In a couple of weeks, Kenya will open the first phase of its multi–billion dollar Lamu Port, the beachhead to the Lamu Port South Sudan Ethiopia Transport (Lapsset) Corridor.
That will be the second new logistics corridor after the Djibouti-Ethiopia standard gauge rail that went into service a few years ago.
Yet to be done, Djibouti is also in the middle of a mega project to expand its port while to the south, Tanzania which has in recent years completed upgrades to the Dar es Salaam port, is now betting on a new port at Bagamoyo.
Invariably, all these projects target the Eastern Africa hinterland with all contenders aiming to be the logistics hub of the region.
Looking at East Africa’s or even Africa’s logistics map, it is not in dispute that the region and continent suffers a huge infrastructure deficit. But must the projects be this grandiose?
There is indeed a case for developing infrastructure but a sense of proportion and degree of co-ordination are needed to make these projects viable.
Multiple corridors provide critical redundancy in the event of failure, if they are inter-linked. But their economic efficiency needs to be looked at in more practical than academic terms because the economies are racking up huge debt to build these projects.
For instance, the Lapsset Corridor aims to link Lamu, South Sudan and Ethiopia along a logistics umbilical cord comprising rail, an oil pipeline, electric power and roads.
At the same time, if at all the Kenya standard gauge railway eventually makes its way to Malaba, Uganda is also planning to extend a limb to its border with South Sudan.
From there, an 80-kilometre link would take te SGR line to Juba. It is in doubt that South Sudan will in the medium term have the economic velocity to support two SGR links. As a result, it has become a question of who between Kenya and Uganda gets to Juba first.
Does it need to be this way?
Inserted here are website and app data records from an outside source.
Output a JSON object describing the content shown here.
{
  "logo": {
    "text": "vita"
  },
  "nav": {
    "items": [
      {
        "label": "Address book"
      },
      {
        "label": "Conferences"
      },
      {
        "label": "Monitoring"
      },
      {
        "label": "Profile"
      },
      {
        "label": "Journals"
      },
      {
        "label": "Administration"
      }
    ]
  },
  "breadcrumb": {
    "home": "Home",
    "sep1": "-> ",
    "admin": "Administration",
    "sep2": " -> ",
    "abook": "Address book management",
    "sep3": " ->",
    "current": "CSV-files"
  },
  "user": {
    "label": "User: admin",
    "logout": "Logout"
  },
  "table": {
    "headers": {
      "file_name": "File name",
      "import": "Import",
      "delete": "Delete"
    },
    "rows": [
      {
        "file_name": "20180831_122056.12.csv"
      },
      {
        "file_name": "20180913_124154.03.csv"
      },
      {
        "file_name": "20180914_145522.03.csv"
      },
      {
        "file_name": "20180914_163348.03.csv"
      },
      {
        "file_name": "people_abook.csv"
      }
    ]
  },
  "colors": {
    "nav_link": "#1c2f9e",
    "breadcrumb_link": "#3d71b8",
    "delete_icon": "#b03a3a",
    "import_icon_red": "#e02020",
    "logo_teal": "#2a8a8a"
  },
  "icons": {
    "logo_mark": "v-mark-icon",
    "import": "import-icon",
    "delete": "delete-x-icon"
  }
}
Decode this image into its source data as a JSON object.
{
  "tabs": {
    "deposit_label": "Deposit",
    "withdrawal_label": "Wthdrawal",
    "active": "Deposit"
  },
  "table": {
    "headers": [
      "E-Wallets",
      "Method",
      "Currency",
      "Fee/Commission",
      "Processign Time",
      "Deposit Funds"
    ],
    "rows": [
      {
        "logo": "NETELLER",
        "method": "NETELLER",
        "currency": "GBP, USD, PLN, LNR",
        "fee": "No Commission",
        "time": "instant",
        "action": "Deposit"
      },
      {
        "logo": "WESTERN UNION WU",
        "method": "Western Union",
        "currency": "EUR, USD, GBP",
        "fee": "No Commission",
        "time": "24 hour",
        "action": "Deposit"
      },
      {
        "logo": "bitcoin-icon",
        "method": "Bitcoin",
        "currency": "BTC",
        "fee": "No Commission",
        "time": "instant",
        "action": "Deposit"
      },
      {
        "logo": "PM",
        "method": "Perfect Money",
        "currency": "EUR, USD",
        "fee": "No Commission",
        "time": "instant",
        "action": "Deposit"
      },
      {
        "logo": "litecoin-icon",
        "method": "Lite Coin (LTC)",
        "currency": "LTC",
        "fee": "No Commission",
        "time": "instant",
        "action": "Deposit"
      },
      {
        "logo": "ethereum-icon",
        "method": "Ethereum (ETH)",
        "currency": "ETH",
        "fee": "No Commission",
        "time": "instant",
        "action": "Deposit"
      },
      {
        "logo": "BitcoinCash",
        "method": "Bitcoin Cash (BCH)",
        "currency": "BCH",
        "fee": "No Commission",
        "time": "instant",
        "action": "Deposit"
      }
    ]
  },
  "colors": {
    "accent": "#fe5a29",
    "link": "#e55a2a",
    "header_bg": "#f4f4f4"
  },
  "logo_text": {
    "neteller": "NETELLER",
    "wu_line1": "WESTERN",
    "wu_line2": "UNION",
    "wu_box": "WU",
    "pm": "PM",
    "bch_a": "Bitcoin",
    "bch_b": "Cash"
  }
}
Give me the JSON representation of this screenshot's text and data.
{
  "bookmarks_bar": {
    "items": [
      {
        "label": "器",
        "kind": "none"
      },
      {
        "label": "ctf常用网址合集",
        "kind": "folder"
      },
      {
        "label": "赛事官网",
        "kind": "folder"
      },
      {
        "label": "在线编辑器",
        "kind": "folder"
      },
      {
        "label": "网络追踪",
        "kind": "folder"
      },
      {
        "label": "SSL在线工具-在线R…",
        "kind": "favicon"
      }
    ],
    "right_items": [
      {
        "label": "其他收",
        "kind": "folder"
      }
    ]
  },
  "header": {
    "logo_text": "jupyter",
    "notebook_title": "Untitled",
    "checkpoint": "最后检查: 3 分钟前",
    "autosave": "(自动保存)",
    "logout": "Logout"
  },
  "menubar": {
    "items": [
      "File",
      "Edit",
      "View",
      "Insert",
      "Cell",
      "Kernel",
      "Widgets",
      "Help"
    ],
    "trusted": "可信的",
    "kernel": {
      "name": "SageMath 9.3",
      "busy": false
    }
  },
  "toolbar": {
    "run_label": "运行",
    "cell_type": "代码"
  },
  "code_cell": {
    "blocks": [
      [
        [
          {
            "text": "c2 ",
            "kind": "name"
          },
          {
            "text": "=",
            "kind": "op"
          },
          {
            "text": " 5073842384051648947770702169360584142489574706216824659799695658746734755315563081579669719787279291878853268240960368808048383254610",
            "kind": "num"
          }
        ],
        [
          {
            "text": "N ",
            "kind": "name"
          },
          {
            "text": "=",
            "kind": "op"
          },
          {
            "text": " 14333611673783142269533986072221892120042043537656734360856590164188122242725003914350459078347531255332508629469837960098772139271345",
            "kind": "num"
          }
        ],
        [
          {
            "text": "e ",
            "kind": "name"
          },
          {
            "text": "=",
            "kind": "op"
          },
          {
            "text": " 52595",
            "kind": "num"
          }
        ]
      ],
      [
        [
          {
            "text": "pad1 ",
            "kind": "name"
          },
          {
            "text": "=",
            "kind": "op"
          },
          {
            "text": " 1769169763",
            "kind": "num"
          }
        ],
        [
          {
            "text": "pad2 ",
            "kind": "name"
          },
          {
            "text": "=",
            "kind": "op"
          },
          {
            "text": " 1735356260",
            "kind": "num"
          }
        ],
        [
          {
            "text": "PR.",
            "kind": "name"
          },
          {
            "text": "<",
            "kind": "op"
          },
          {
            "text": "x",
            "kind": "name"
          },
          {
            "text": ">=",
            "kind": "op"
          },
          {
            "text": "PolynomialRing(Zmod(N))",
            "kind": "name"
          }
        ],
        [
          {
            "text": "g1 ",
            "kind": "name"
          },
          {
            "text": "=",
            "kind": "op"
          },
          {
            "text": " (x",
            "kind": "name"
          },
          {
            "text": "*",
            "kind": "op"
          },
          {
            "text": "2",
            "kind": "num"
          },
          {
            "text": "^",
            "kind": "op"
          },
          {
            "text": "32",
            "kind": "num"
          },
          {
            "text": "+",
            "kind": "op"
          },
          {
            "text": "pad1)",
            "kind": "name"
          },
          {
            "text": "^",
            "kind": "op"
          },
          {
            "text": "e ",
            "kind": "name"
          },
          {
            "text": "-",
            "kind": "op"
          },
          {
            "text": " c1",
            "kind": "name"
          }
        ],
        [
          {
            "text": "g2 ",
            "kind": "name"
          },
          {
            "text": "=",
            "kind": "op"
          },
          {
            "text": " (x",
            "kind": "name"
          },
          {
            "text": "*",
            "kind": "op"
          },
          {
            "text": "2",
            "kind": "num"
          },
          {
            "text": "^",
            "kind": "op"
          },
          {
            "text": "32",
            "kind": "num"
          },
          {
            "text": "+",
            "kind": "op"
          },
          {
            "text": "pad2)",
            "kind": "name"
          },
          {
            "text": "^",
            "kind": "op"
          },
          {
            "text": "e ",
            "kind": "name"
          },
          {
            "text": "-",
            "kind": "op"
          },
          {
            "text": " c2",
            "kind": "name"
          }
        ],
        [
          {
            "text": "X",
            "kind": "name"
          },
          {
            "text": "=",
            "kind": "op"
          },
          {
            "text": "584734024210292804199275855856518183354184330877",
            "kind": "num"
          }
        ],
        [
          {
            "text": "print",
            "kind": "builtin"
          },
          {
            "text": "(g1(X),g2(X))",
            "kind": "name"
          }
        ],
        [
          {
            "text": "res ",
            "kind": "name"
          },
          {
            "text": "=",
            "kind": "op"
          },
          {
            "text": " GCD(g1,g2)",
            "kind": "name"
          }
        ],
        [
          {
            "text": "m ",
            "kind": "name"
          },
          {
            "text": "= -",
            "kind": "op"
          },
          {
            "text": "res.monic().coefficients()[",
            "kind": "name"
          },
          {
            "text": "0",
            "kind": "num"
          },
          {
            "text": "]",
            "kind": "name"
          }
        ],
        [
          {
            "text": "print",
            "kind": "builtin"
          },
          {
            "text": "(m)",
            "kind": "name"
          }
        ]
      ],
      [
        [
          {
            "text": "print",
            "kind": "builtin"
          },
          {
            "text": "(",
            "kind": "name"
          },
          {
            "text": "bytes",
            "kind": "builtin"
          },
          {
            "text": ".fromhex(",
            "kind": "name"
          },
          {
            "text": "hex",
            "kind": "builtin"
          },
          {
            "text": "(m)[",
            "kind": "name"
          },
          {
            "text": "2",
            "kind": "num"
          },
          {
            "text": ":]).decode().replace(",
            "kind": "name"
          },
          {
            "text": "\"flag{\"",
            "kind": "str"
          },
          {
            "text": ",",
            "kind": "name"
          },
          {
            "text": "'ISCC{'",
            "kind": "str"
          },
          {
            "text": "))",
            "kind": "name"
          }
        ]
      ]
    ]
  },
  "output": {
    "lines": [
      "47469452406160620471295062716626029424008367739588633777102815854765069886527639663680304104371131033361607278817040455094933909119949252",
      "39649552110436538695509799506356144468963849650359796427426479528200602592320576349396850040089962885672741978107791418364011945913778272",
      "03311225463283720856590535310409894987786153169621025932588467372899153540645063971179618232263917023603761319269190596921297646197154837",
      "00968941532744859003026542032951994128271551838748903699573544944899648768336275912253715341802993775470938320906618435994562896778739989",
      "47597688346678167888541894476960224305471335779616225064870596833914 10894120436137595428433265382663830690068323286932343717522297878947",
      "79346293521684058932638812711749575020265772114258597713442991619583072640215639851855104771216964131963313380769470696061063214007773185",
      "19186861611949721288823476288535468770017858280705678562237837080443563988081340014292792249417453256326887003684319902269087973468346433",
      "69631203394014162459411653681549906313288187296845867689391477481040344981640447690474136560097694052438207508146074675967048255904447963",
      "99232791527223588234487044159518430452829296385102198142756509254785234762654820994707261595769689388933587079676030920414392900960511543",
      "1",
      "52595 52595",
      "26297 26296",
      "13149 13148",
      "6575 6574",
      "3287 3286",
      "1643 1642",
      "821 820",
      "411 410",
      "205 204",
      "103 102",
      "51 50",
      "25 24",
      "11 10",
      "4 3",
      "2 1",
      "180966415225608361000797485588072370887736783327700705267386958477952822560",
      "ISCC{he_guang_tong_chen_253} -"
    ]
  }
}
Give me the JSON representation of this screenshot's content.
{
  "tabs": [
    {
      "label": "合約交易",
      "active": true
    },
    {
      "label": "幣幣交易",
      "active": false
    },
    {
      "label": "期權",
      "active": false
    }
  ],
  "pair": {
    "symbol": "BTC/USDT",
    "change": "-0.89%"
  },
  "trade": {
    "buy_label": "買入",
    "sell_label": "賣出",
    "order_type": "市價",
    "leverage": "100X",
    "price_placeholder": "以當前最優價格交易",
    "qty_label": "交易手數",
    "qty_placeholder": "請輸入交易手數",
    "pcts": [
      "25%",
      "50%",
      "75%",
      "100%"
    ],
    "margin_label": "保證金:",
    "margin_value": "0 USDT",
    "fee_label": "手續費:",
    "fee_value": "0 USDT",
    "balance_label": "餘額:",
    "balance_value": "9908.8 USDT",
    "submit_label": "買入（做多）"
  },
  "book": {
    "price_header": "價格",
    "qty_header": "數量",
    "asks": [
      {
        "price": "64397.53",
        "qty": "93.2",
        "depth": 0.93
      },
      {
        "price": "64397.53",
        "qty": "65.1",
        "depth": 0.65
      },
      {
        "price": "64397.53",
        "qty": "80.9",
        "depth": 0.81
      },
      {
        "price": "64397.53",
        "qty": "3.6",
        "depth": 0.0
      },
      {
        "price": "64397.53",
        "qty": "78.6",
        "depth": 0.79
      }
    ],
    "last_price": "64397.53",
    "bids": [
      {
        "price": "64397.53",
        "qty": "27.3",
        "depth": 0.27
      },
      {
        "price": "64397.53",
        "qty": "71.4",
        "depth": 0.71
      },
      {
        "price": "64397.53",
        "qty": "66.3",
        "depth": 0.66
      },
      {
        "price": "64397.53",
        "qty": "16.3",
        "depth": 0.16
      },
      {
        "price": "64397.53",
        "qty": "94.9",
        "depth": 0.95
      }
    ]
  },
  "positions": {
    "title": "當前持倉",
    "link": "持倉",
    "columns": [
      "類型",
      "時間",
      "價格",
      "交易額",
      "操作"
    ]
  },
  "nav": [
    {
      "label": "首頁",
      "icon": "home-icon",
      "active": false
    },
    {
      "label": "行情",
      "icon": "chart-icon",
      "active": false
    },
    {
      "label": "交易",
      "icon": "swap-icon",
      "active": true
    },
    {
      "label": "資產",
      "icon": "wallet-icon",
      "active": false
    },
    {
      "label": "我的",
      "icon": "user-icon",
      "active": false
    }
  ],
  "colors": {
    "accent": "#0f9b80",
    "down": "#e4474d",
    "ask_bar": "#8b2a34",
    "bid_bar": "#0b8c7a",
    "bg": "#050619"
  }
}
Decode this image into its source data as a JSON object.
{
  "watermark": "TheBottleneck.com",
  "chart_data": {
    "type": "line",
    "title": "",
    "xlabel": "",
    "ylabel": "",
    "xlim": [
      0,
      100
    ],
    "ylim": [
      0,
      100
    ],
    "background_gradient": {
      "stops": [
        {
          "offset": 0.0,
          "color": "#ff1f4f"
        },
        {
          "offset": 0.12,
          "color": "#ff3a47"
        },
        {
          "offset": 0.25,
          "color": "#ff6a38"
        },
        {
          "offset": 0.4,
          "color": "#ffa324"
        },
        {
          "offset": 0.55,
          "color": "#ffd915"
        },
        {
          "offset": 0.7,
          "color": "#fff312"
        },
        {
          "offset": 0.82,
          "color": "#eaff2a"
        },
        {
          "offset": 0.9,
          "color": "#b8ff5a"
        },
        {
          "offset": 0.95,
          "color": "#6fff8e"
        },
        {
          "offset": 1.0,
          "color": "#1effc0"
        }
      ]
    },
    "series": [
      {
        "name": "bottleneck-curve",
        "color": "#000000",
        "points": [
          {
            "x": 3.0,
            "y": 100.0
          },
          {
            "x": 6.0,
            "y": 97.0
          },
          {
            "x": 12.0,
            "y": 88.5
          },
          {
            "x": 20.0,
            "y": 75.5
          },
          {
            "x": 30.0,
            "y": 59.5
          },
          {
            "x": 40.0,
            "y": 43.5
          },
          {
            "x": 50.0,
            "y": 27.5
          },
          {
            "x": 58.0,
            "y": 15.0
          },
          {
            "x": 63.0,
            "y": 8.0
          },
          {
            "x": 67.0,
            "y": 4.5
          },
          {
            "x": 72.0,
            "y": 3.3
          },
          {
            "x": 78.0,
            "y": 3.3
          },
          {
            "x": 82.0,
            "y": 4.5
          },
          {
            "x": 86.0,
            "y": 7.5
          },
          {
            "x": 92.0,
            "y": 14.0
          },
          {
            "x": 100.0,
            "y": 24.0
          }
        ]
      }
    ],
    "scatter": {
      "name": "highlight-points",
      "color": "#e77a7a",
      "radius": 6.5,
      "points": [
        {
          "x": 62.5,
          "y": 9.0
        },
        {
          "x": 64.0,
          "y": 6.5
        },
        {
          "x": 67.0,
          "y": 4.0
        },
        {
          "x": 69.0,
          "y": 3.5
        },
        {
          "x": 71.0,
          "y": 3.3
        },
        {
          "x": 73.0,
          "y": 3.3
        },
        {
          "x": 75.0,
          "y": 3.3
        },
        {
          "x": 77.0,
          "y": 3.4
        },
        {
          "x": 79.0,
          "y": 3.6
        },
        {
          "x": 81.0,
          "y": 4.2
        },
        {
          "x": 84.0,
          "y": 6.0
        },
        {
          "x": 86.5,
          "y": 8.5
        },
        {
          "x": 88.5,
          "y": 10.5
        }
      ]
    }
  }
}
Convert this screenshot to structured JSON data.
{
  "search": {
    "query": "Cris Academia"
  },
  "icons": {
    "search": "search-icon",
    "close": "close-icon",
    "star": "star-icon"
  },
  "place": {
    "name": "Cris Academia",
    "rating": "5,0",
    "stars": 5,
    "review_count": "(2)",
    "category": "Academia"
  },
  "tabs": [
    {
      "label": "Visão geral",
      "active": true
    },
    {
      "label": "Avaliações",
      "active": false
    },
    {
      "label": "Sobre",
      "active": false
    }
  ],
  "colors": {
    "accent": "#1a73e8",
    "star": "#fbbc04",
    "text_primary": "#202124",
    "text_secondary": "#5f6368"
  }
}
Probably not, because a shorter inland SGR leg would probably be better for South Sudan at this point in time since it commits less capital.
Kenya also plans to build an oil refinery at Lamu just as Kampala wants one at its Hoima oil hub in western Uganda. A single refinery jointly-owned by Uganda, South Sudan and Kenya would probably make more economic sense but this was put paid when the Uganda crude oil export pipeline went south to Tanzania.
Given the congestion around Dar es Salaam, a new port and industrial complex in Bagamoyo might be necessary. What is distorting the rational view of these projects is that they are being approached from the spirit of competition rather than complementarity. This exposes the region to expensive infrastructure that it may never afford or sustain.
All the countries in the region from Djibouti to Tanzania are already saddled with worrying current account deficits thanks to a recent surge in debt-financed infrastructure projects. The downside is that export revenues are not keeping pace, leading the borrowers into a sure debt trap.